Red Bus, People on Bench
A group of people sit on a concrete bench as a red bus stops behind them.

Red Bus, People on Bench. London, England. July 8, 2013. © Copyright 2013 G Dan Mitchell – all rights reserved.

A group of people sit on a concrete bench as a red bus stops behind them.

I think there might be a bit more to this photograph than meets the eye — at least I like to think so. The scene is a concrete bench along the edge of Trafalgar Square late in the day, as the low angle sun hits the bench and its occupants straight on. I’ll leave it at that…


G Dan Mitchell is a California photographer and visual opportunist. Blog | About | Flickr | Twitter | FacebookGoogle+ | 500px.com | LinkedIn | Email

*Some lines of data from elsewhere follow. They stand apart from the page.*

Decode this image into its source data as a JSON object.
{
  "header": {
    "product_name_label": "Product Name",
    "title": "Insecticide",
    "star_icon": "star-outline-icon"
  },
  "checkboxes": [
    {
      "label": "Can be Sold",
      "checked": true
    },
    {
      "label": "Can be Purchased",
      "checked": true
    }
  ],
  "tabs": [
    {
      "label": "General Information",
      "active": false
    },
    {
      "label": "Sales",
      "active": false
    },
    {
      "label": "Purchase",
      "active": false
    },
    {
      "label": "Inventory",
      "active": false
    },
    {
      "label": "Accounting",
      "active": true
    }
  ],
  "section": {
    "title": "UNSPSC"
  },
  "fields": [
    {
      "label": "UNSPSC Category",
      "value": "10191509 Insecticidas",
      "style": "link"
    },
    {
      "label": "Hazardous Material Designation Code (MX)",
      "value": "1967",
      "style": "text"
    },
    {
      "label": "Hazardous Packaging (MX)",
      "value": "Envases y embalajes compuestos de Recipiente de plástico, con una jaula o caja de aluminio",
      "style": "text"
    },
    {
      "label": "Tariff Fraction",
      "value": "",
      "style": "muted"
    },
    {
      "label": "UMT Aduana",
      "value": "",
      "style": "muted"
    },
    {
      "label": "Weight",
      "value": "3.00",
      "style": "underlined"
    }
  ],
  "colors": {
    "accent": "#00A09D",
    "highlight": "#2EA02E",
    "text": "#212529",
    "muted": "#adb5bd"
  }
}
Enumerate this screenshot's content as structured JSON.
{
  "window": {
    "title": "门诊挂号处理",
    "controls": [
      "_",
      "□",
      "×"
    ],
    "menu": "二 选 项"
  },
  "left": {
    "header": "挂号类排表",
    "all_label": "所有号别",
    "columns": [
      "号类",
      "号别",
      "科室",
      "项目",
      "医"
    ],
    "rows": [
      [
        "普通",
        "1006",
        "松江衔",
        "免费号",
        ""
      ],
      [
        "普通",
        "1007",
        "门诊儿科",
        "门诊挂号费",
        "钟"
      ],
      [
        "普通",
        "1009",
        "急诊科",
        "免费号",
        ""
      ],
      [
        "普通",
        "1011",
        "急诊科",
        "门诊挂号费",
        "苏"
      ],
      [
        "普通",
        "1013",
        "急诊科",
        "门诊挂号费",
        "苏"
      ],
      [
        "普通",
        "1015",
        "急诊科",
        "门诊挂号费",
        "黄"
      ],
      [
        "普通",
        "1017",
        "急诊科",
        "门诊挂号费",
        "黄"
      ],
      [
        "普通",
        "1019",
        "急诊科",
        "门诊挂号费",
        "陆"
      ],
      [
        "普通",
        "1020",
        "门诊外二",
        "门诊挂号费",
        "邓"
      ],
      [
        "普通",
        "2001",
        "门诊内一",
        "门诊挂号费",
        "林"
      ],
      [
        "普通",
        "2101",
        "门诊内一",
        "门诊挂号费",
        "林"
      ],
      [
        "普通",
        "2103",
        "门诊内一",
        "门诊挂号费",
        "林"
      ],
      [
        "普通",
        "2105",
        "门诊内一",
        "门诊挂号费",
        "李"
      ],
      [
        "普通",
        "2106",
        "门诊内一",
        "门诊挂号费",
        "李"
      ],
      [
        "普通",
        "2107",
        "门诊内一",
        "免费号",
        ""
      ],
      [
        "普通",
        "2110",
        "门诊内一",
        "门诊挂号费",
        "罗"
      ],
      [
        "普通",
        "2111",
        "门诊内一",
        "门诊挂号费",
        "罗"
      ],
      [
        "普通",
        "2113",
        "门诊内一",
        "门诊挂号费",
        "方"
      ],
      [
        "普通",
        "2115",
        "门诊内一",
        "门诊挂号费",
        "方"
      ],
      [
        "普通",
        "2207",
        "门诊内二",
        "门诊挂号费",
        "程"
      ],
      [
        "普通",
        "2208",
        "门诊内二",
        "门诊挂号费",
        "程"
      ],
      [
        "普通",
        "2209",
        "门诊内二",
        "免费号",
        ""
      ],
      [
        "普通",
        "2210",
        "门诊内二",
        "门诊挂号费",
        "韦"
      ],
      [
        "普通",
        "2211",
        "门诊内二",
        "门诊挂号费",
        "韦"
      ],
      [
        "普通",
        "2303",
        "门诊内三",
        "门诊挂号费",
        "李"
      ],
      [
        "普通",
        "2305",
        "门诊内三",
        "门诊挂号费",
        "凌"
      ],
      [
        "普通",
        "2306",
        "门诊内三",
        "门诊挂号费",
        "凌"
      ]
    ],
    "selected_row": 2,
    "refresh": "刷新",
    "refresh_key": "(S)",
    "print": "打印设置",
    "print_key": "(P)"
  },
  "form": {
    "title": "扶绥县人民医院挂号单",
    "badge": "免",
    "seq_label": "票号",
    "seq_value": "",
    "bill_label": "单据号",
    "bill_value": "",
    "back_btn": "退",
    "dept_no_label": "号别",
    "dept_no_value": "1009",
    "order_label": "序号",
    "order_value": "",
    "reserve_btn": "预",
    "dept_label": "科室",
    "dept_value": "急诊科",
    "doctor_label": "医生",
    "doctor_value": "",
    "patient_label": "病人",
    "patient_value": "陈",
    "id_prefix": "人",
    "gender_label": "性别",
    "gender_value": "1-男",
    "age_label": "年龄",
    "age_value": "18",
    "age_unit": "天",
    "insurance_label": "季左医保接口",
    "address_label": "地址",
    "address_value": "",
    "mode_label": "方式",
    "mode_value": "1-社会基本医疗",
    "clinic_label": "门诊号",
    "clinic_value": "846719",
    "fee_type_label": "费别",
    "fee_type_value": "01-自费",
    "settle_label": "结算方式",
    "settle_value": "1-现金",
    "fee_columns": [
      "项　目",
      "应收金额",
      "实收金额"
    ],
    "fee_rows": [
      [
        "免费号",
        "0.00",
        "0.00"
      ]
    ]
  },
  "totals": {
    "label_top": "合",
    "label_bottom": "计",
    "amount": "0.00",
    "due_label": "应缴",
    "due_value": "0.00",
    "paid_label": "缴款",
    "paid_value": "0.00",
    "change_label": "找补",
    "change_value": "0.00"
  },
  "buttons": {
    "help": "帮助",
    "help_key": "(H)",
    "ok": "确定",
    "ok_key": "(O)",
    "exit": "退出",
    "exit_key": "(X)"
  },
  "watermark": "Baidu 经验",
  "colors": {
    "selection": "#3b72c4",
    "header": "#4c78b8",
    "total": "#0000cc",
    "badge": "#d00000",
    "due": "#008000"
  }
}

All media © Copyright G Dan Mitchell and others as indicated. Any use requires advance permission from G Dan Mitchell.